Understanding the difference between food allergies and intolerances

Understanding the difference between food allergies and intolerances


food allergy



Regarding food sensitivities, “allergy” and “intolerance” are often used interchangeably. However, they are not the same thing, and it’s essential to understand the difference. Food allergies are severe medical conditions that can cause life-threatening reactions. In contrast, food intolerances are generally less severe and can cause uncomfortable symptoms such as bloating, gas, and diarrhea. This article will explore the differences between food allergies, intolerances, joint symptoms, and treatment options.

What is a food allergy?

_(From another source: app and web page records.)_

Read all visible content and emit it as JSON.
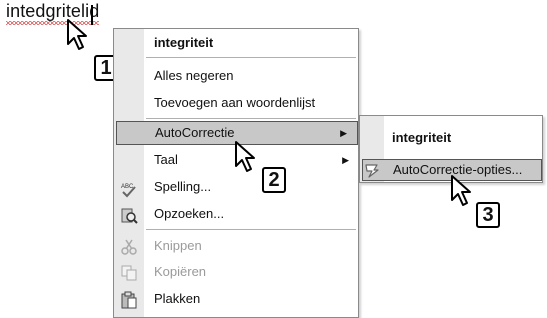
{
  "document": {
    "misspelled_word": "intedgritelid"
  },
  "context_menu": {
    "suggestion": "integriteit",
    "ignore_all": "Alles negeren",
    "add_to_dictionary": "Toevoegen aan woordenlijst",
    "autocorrect": "AutoCorrectie",
    "language": "Taal",
    "spelling": "Spelling...",
    "lookup": "Opzoeken...",
    "cut": "Knippen",
    "copy": "Kopiëren",
    "paste": "Plakken"
  },
  "submenu": {
    "suggestion": "integriteit",
    "autocorrect_options": "AutoCorrectie-opties..."
  },
  "callouts": {
    "step1": "1",
    "step2": "2",
    "step3": "3"
  },
  "icons": {
    "mouse": "mouse-icon",
    "spelling": "spelling-check-icon",
    "lookup": "research-icon",
    "cut": "scissors-icon",
    "copy": "copy-icon",
    "paste": "clipboard-icon",
    "autocorrect_options": "autocorrect-lightning-icon",
    "submenu_arrow": "triangle-right-icon",
    "pointer": "arrow-cursor-icon"
  }
}
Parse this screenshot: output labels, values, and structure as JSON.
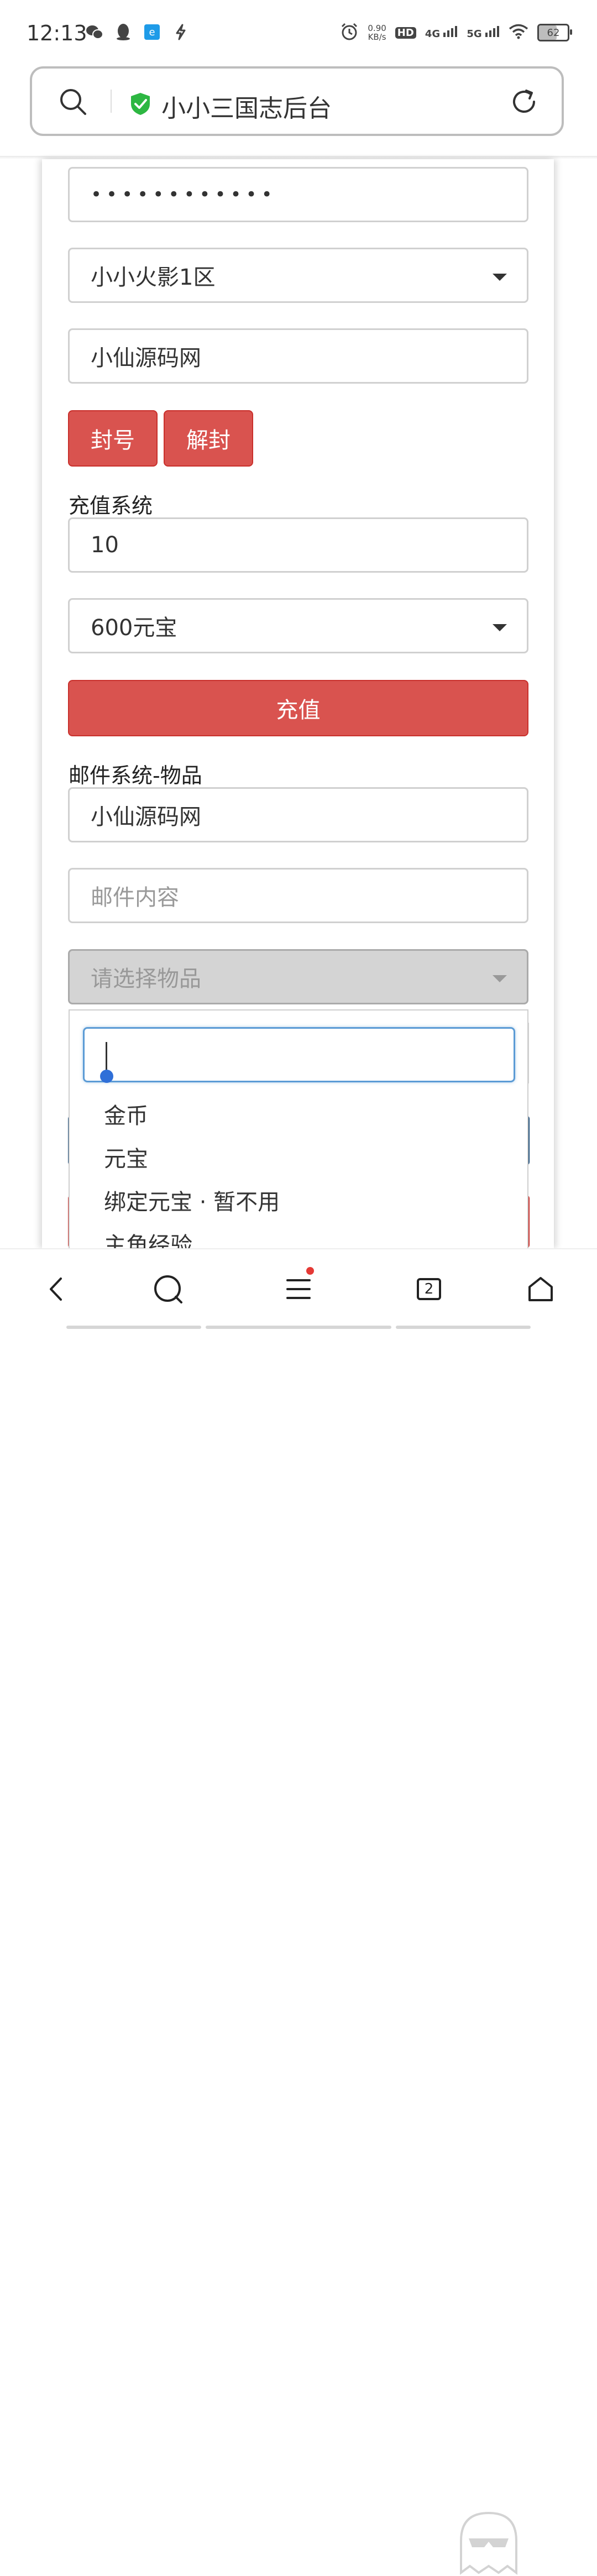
{
  "status_bar": {
    "time": "12:13",
    "speed_value": "0.90",
    "speed_unit": "KB/s",
    "hd_label": "HD",
    "net_4g": "4G",
    "net_5g": "5G",
    "battery": "62",
    "battery_level": 0.62
  },
  "browser": {
    "title": "小小三国志后台"
  },
  "form": {
    "password_masked": "••••••••••••",
    "server_select": "小小火影1区",
    "account_name": "小仙源码网",
    "ban_label": "封号",
    "unban_label": "解封",
    "recharge_section": "充值系统",
    "recharge_amount": "10",
    "recharge_package": "600元宝",
    "recharge_button": "充值",
    "mail_section": "邮件系统-物品",
    "mail_recipient": "小仙源码网",
    "mail_content_placeholder": "邮件内容",
    "item_select_placeholder": "请选择物品"
  },
  "dropdown": {
    "search_value": "",
    "options": [
      "金币",
      "元宝",
      "绑定元宝 · 暂不用",
      "主角经验"
    ]
  },
  "bottom_nav": {
    "tab_count": "2"
  },
  "colors": {
    "danger": "#d9534f",
    "focus": "#5b9bd5",
    "secure_green": "#2db742"
  }
}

A food allergy is an immune system response to a specific food protein. When a person with a food allergy eats the offending food, their body releases histamine and other chemicals, causing symptoms such as hives, itching, swelling, and difficulty breathing. In severe cases, a food allergy can cause anaphylaxis, a life-threatening reaction that can cause the airways to constrict and lead to shock. 의정부왁싱 

Common food allergens include peanuts, tree nuts, fish, shellfish, milk, eggs, wheat, and soy. These foods can cause an allergic reaction in even a tiny amount, and even trace amounts can cause a reaction in some individuals.

What is food intolerance?

A food intolerance is a digestive system response to a specific food or ingredient. Unlike a food allergy, food intolerance does not involve the immune system. Instead, it occurs when the body cannot properly digest or absorb a particular food or ingredient. Specific food intolerances include lactose intolerance (inability to digest the sugar in milk), gluten intolerance (inability to digest the protein in wheat, barley, and rye), and FODMAP intolerance (inability to digest certain types of carbohydrates found in certain fruits, vegetables, and grains).

Symptoms of food intolerance can include bloating, gas, diarrhea, and stomach cramps. These symptoms can occur within a few hours of eating the offending food but are generally less severe than those of a food allergy.

Diagnosis and treatment

Diagnosis of a food allergy or intolerance can be tricky, as symptoms can be similar and may be caused by other conditions. An allergist or immunologist can perform a skin prick or blood test to determine if a person has a food allergy. A doctor may recommend a food-elimination diet or a hydrogen breath test for food intolerance.

Treatment for a food allergy involves strictly avoiding the allergen and carrying an epinephrine auto-injector (such as an EpiPen) in case of a severe reaction. Treatment for food intolerance involves avoiding the offending food or ingredient. In some cases, a person may tolerate small amounts of the food after a period of avoidance, or they may be able to consume the food in a cooked or processed form.


Understanding the difference between a food allergy and intolerance is essential, as they require different treatment approaches. If you suspect that you or a loved one has a food allergy or intolerance, you must see an allergist or doctor for proper diagnosis and treatment. With correct management and adjustments, people with food allergies or intolerances can still enjoy various foods and live healthy lives.